*WHAT THE TASK REQUIRES*:
If a line in the listing below includes the string "value", pull it out.

■ ■ ■

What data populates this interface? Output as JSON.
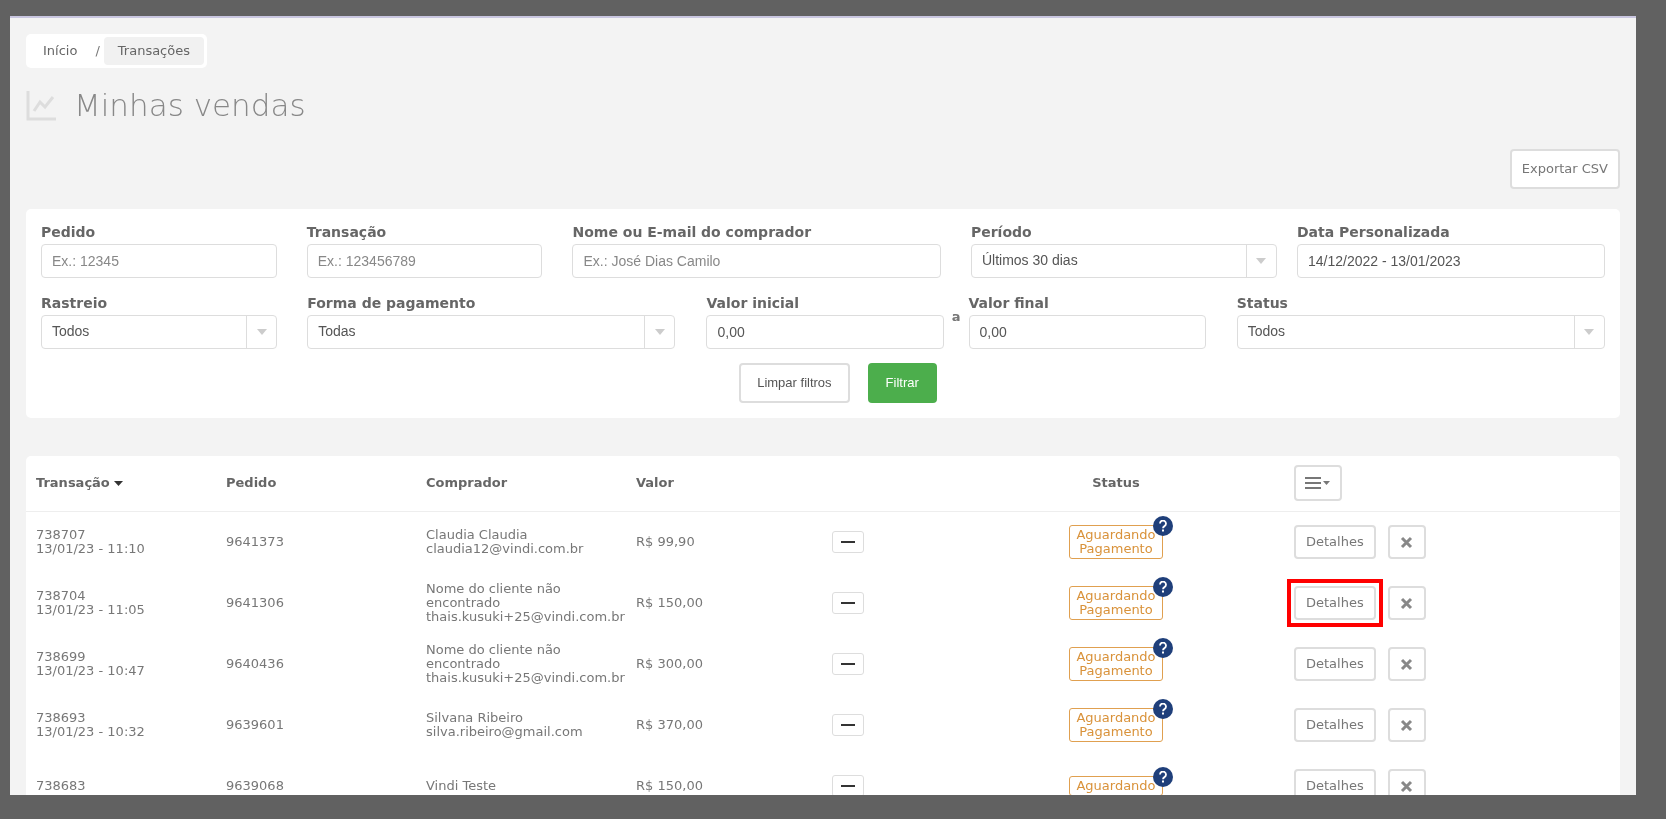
{
  "breadcrumb": [
    {
      "label": "Início",
      "selected": false
    },
    {
      "label": "Transações",
      "selected": true
    }
  ],
  "breadcrumb_separator": "/",
  "title": "Minhas vendas",
  "export_button": "Exportar CSV",
  "filters": [
    {
      "kind": "input",
      "label": "Pedido",
      "placeholder": "Ex.: 12345"
    },
    {
      "kind": "input",
      "label": "Transação",
      "placeholder": "Ex.: 123456789"
    },
    {
      "kind": "input",
      "label": "Nome ou E-mail do comprador",
      "placeholder": "Ex.: José Dias Camilo"
    },
    {
      "kind": "select",
      "label": "Período",
      "value": "Últimos 30 dias"
    },
    {
      "kind": "input",
      "label": "Data Personalizada",
      "value": "14/12/2022 - 13/01/2023"
    },
    {
      "kind": "select",
      "label": "Rastreio",
      "value": "Todos"
    },
    {
      "kind": "select",
      "label": "Forma de pagamento",
      "value": "Todas"
    },
    {
      "kind": "input",
      "label": "Valor inicial",
      "value": "0,00"
    },
    {
      "kind": "separator",
      "label": "a"
    },
    {
      "kind": "input",
      "label": "Valor final",
      "value": "0,00"
    },
    {
      "kind": "select",
      "label": "Status",
      "value": "Todos"
    }
  ],
  "filter_buttons": {
    "clear": "Limpar filtros",
    "apply": "Filtrar"
  },
  "table": {
    "columns": [
      "Transação",
      "Pedido",
      "Comprador",
      "Valor",
      "Status"
    ],
    "rows": [
      {
        "transaction": "738707",
        "date": "13/01/23 - 11:10",
        "order": "9641373",
        "buyer": [
          "Claudia Claudia",
          "claudia12@vindi.com.br"
        ],
        "value": "R$ 99,90",
        "status": [
          "Aguardando",
          "Pagamento"
        ],
        "details": "Detalhes",
        "highlighted": false
      },
      {
        "transaction": "738704",
        "date": "13/01/23 - 11:05",
        "order": "9641306",
        "buyer": [
          "Nome do cliente não",
          "encontrado",
          "thais.kusuki+25@vindi.com.br"
        ],
        "value": "R$ 150,00",
        "status": [
          "Aguardando",
          "Pagamento"
        ],
        "details": "Detalhes",
        "highlighted": true
      },
      {
        "transaction": "738699",
        "date": "13/01/23 - 10:47",
        "order": "9640436",
        "buyer": [
          "Nome do cliente não",
          "encontrado",
          "thais.kusuki+25@vindi.com.br"
        ],
        "value": "R$ 300,00",
        "status": [
          "Aguardando",
          "Pagamento"
        ],
        "details": "Detalhes",
        "highlighted": false
      },
      {
        "transaction": "738693",
        "date": "13/01/23 - 10:32",
        "order": "9639601",
        "buyer": [
          "Silvana Ribeiro",
          "silva.ribeiro@gmail.com"
        ],
        "value": "R$ 370,00",
        "status": [
          "Aguardando",
          "Pagamento"
        ],
        "details": "Detalhes",
        "highlighted": false
      },
      {
        "transaction": "738683",
        "order": "9639068",
        "buyer": [
          "Vindi Teste"
        ],
        "value": "R$ 150,00",
        "status": [
          "Aguardando"
        ],
        "details": "Detalhes",
        "highlighted": false
      }
    ]
  }
}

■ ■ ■

*RESULT BELOW*:
      "value": "Últimos 30 dias"
      "value": "14/12/2022 - 13/01/2023"
      "value": "Todos"
      "value": "Todas"
      "value": "0,00"
      "value": "0,00"
      "value": "Todos"
        "value": "R$ 99,90",
        "value": "R$ 150,00",
        "value": "R$ 300,00",
        "value": "R$ 370,00",
        "value": "R$ 150,00",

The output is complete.